Before you drink, watch out for hidden forms of sugar in your drink! Take Baskin-Robbins shakes for example, one shake contain over seven various forms of sugar, partially hydrogenated oil, artificial butter flavor, vanillin, salt, thickeners, colors, preservativesâ€¦ who puts these ingredients in a shake? Baskin Robbins does!
Secondly, dairy providers have found a hormone given to cows causes cancer. The hormone rbST is given to cows to help increase milk output, but is not necessary, especially at the expense of increased risk of cancer.
For coffee producers, the biggest secret is that one average latte is worse than a double scoop ice cream cone with regard to sugar content and calorie content.
Although 7up claims to be â€œnatural,â€ 7up uses a centrifuge to crush corn and obtain the high fructose corn syrup used in the drink. High fructose corn syrup is one of the worst forms of sugar to digest and difficult to burn off; therefore, how can 7up call itself â€œnatural?â€
Sodas are culprit to hiding that some aluminum cans are lined with a toxic plastic. When drinking a soda, consumers expect to reap the consequences of bad decisions to consume too much sugar. They may need to work out to burn extra calories, but how can a consumer avoid toxins in the plastic used to line some cans? I would want to know before buying a product if the packaging was hazardous to my health! Please, line the cans with something else! The chemical, BPA, is being evaluated by the USDA, but nothing has changed as of yet.
Finally, juice companies claim to be 100 percent juice, yet many of these juice drinks are not real fruit but merely concentrate or what I would call a â€œjuice-flavoredâ€ drink blend. The juice companies mix apple juice with a small portion of other fruits to get the juice flavor labeled on the bottle like pomegranate or blueberry.

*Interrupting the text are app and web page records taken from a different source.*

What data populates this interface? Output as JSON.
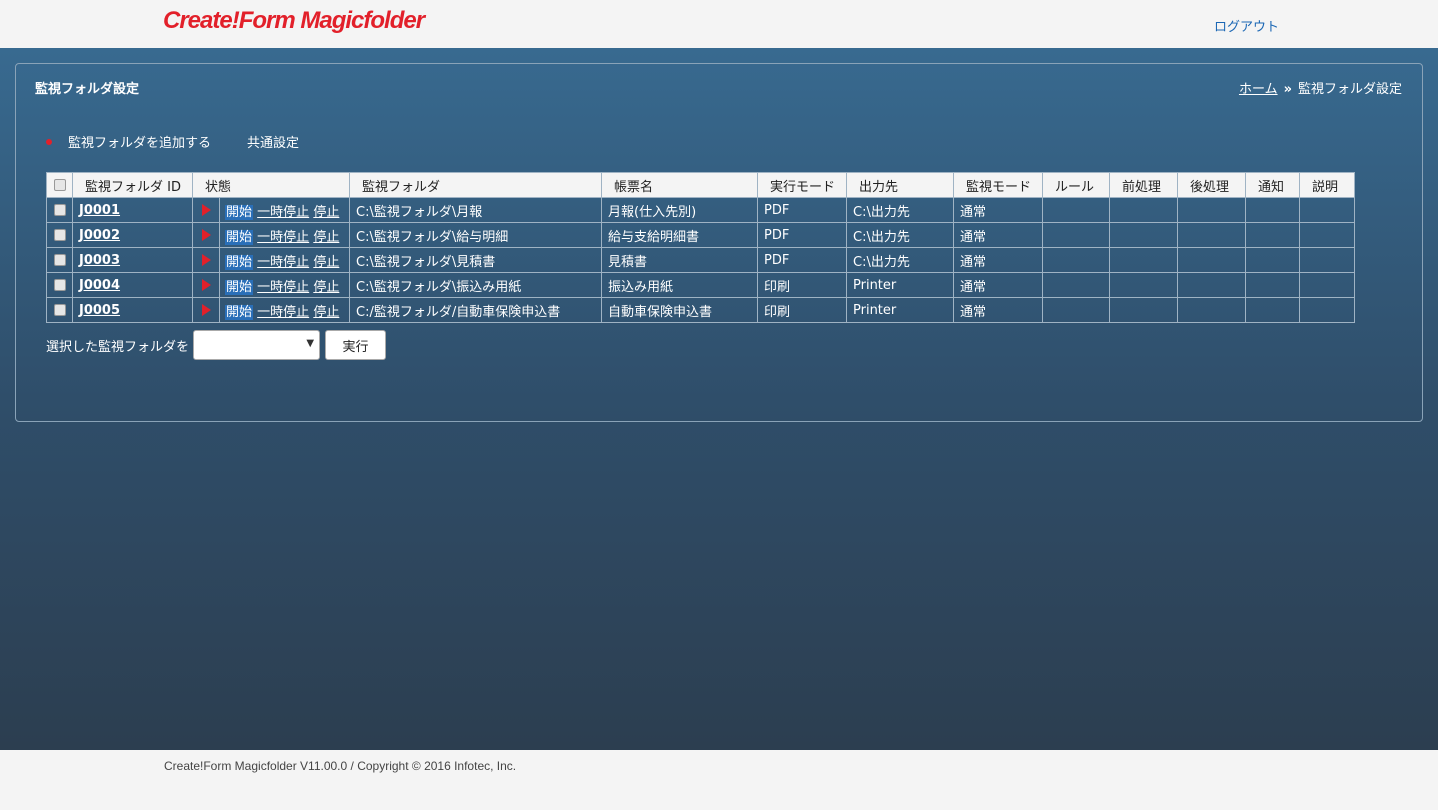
{
  "header": {
    "logo": "Create!Form Magicfolder",
    "logout": "ログアウト"
  },
  "panel": {
    "title": "監視フォルダ設定",
    "breadcrumb": {
      "home": "ホーム",
      "separator": "»",
      "current": "監視フォルダ設定"
    },
    "actions": {
      "add": "監視フォルダを追加する",
      "common": "共通設定"
    }
  },
  "table": {
    "columns": [
      "監視フォルダ ID",
      "状態",
      "監視フォルダ",
      "帳票名",
      "実行モード",
      "出力先",
      "監視モード",
      "ルール",
      "前処理",
      "後処理",
      "通知",
      "説明"
    ],
    "state_labels": {
      "start": "開始",
      "pause": "一時停止",
      "stop": "停止"
    },
    "rows": [
      {
        "id": "J0001",
        "folder": "C:\\監視フォルダ\\月報",
        "form": "月報(仕入先別)",
        "mode": "PDF",
        "output": "C:\\出力先",
        "watch": "通常",
        "rule": "",
        "pre": "",
        "post": "",
        "notify": "",
        "desc": ""
      },
      {
        "id": "J0002",
        "folder": "C:\\監視フォルダ\\給与明細",
        "form": "給与支給明細書",
        "mode": "PDF",
        "output": "C:\\出力先",
        "watch": "通常",
        "rule": "",
        "pre": "",
        "post": "",
        "notify": "",
        "desc": ""
      },
      {
        "id": "J0003",
        "folder": "C:\\監視フォルダ\\見積書",
        "form": "見積書",
        "mode": "PDF",
        "output": "C:\\出力先",
        "watch": "通常",
        "rule": "",
        "pre": "",
        "post": "",
        "notify": "",
        "desc": ""
      },
      {
        "id": "J0004",
        "folder": "C:\\監視フォルダ\\振込み用紙",
        "form": "振込み用紙",
        "mode": "印刷",
        "output": "Printer",
        "watch": "通常",
        "rule": "",
        "pre": "",
        "post": "",
        "notify": "",
        "desc": ""
      },
      {
        "id": "J0005",
        "folder": "C:/監視フォルダ/自動車保険申込書",
        "form": "自動車保険申込書",
        "mode": "印刷",
        "output": "Printer",
        "watch": "通常",
        "rule": "",
        "pre": "",
        "post": "",
        "notify": "",
        "desc": ""
      }
    ]
  },
  "bulk": {
    "label": "選択した監視フォルダを",
    "selected": "",
    "exec": "実行"
  },
  "footer": {
    "text": "Create!Form Magicfolder V11.00.0 / Copyright © 2016 Infotec, Inc."
  },
  "colors": {
    "accent": "#e2202a",
    "link": "#1a66b4",
    "bg_top": "#386a90",
    "bg_bottom": "#2c3e50"
  }
}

Are there other products out there that may be masking their true natural through careful marketing and product names? Yes, of course! I always try to at least read the label of food products I buy so I can avoid the worst fat culprits like high fructose corn syrup. Making small moves in the right direction and avoiding additional calories will make a big difference to your health in the long run.